YOUR OBJECTIVE: Working line by line, output the entries below exactly as they appear.

Stored data:
☆ ☆ ☆ ☆ ☆ ☆ ☆
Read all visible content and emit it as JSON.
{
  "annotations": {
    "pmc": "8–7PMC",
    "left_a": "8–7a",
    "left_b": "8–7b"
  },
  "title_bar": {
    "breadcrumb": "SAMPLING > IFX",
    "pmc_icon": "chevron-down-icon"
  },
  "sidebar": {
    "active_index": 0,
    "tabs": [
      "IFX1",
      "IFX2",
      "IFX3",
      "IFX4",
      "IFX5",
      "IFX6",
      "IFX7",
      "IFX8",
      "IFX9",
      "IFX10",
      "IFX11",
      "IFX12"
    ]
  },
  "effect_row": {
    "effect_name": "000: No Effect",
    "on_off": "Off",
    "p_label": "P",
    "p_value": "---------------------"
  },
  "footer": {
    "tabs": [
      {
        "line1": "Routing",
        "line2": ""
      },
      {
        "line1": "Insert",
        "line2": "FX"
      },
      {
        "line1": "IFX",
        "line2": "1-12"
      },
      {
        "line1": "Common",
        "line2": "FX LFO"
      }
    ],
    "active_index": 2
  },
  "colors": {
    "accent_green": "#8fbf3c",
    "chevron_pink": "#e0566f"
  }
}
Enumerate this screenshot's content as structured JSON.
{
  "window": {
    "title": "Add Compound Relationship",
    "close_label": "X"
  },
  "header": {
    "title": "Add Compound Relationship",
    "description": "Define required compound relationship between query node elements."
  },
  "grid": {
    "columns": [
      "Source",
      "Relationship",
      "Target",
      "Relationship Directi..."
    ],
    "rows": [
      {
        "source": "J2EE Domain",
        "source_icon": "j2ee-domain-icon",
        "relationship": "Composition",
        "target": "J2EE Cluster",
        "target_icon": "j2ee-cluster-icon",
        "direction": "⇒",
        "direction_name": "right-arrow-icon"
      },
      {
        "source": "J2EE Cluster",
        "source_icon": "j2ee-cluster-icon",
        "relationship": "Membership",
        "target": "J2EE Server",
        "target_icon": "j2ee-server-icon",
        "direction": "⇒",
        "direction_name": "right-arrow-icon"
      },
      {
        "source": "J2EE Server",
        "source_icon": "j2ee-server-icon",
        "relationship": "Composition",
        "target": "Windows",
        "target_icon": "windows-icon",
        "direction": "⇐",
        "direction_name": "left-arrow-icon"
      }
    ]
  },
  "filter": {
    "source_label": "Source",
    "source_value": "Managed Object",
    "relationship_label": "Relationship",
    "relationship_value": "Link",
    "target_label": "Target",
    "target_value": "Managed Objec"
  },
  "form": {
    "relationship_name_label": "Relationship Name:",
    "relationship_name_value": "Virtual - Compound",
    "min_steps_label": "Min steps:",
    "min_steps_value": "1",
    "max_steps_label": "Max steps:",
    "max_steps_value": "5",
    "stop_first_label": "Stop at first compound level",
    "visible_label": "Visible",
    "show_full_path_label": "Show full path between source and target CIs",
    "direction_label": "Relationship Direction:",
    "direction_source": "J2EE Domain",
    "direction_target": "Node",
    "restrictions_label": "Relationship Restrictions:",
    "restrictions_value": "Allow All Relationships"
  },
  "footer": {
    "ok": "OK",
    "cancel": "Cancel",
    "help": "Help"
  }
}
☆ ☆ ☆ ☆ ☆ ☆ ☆
PROBLEM SOLUTION:
Read all visible content and emit it as JSON.
{
  "annotations": {
    "pmc": "8–7PMC",
    "left_a": "8–7a",
    "left_b": "8–7b"
  },
  "title_bar": {
    "breadcrumb": "SAMPLING > IFX",
    "pmc_icon": "chevron-down-icon"
  },
  "sidebar": {
    "active_index": 0,
    "tabs": [
      "IFX1",
      "IFX2",
      "IFX3",
      "IFX4",
      "IFX5",
      "IFX6",
      "IFX7",
      "IFX8",
      "IFX9",
      "IFX10",
      "IFX11",
      "IFX12"
    ]
  },
  "effect_row": {
    "effect_name": "000: No Effect",
    "on_off": "Off",
    "p_label": "P",
    "p_value": "---------------------"
  },
  "footer": {
    "tabs": [
      {
        "line1": "Routing",
        "line2": ""
      },
      {
        "line1": "Insert",
        "line2": "FX"
      },
      {
        "line1": "IFX",
        "line2": "1-12"
      },
      {
        "line1": "Common",
        "line2": "FX LFO"
      }
    ],
    "active_index": 2
  },
  "colors": {
    "accent_green": "#8fbf3c",
    "chevron_pink": "#e0566f"
  }
}
Enumerate this screenshot's content as structured JSON.
{
  "window": {
    "title": "Add Compound Relationship",
    "close_label": "X"
  },
  "header": {
    "title": "Add Compound Relationship",
    "description": "Define required compound relationship between query node elements."
  },
  "grid": {
    "columns": [
      "Source",
      "Relationship",
      "Target",
      "Relationship Directi..."
    ],
    "rows": [
      {
        "source": "J2EE Domain",
        "source_icon": "j2ee-domain-icon",
        "relationship": "Composition",
        "target": "J2EE Cluster",
        "target_icon": "j2ee-cluster-icon",
        "direction": "⇒",
        "direction_name": "right-arrow-icon"
      },
      {
        "source": "J2EE Cluster",
        "source_icon": "j2ee-cluster-icon",
        "relationship": "Membership",
        "target": "J2EE Server",
        "target_icon": "j2ee-server-icon",
        "direction": "⇒",
        "direction_name": "right-arrow-icon"
      },
      {
        "source": "J2EE Server",
        "source_icon": "j2ee-server-icon",
        "relationship": "Composition",
        "target": "Windows",
        "target_icon": "windows-icon",
        "direction": "⇐",
        "direction_name": "left-arrow-icon"
      }
    ]
  },
  "filter": {
    "source_label": "Source",
    "source_value": "Managed Object",
    "relationship_label": "Relationship",
    "relationship_value": "Link",
    "target_label": "Target",
    "target_value": "Managed Objec"
  },
  "form": {
    "relationship_name_label": "Relationship Name:",
    "relationship_name_value": "Virtual - Compound",
    "min_steps_label": "Min steps:",
    "min_steps_value": "1",
    "max_steps_label": "Max steps:",
    "max_steps_value": "5",
    "stop_first_label": "Stop at first compound level",
    "visible_label": "Visible",
    "show_full_path_label": "Show full path between source and target CIs",
    "direction_label": "Relationship Direction:",
    "direction_source": "J2EE Domain",
    "direction_target": "Node",
    "restrictions_label": "Relationship Restrictions:",
    "restrictions_value": "Allow All Relationships"
  },
  "footer": {
    "ok": "OK",
    "cancel": "Cancel",
    "help": "Help"
  }
}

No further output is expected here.